[Exercise prompt]: Would you extract the whole listing below and retype it exactly?
───
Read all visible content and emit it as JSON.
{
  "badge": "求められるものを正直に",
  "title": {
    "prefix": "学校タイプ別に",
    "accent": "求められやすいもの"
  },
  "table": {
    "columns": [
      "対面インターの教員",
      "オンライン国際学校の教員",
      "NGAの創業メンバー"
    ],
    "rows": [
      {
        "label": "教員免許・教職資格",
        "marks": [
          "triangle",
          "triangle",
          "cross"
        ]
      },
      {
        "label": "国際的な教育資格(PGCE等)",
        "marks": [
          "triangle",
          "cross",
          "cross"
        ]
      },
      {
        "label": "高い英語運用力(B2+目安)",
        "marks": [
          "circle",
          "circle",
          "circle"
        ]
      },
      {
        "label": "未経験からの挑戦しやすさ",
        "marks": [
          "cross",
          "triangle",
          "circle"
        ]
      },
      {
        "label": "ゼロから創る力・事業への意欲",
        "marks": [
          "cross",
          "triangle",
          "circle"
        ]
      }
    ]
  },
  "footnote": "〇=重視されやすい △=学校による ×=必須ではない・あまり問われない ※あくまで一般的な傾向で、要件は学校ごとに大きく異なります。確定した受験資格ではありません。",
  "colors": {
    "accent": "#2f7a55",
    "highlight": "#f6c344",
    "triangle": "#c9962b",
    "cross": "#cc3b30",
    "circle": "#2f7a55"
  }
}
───
[Your response]:
Read all visible content and emit it as JSON.
{
  "badge": "求められるものを正直に",
  "title": {
    "prefix": "学校タイプ別に",
    "accent": "求められやすいもの"
  },
  "table": {
    "columns": [
      "対面インターの教員",
      "オンライン国際学校の教員",
      "NGAの創業メンバー"
    ],
    "rows": [
      {
        "label": "教員免許・教職資格",
        "marks": [
          "triangle",
          "triangle",
          "cross"
        ]
      },
      {
        "label": "国際的な教育資格(PGCE等)",
        "marks": [
          "triangle",
          "cross",
          "cross"
        ]
      },
      {
        "label": "高い英語運用力(B2+目安)",
        "marks": [
          "circle",
          "circle",
          "circle"
        ]
      },
      {
        "label": "未経験からの挑戦しやすさ",
        "marks": [
          "cross",
          "triangle",
          "circle"
        ]
      },
      {
        "label": "ゼロから創る力・事業への意欲",
        "marks": [
          "cross",
          "triangle",
          "circle"
        ]
      }
    ]
  },
  "footnote": "〇=重視されやすい △=学校による ×=必須ではない・あまり問われない ※あくまで一般的な傾向で、要件は学校ごとに大きく異なります。確定した受験資格ではありません。",
  "colors": {
    "accent": "#2f7a55",
    "highlight": "#f6c344",
    "triangle": "#c9962b",
    "cross": "#cc3b30",
    "circle": "#2f7a55"
  }
}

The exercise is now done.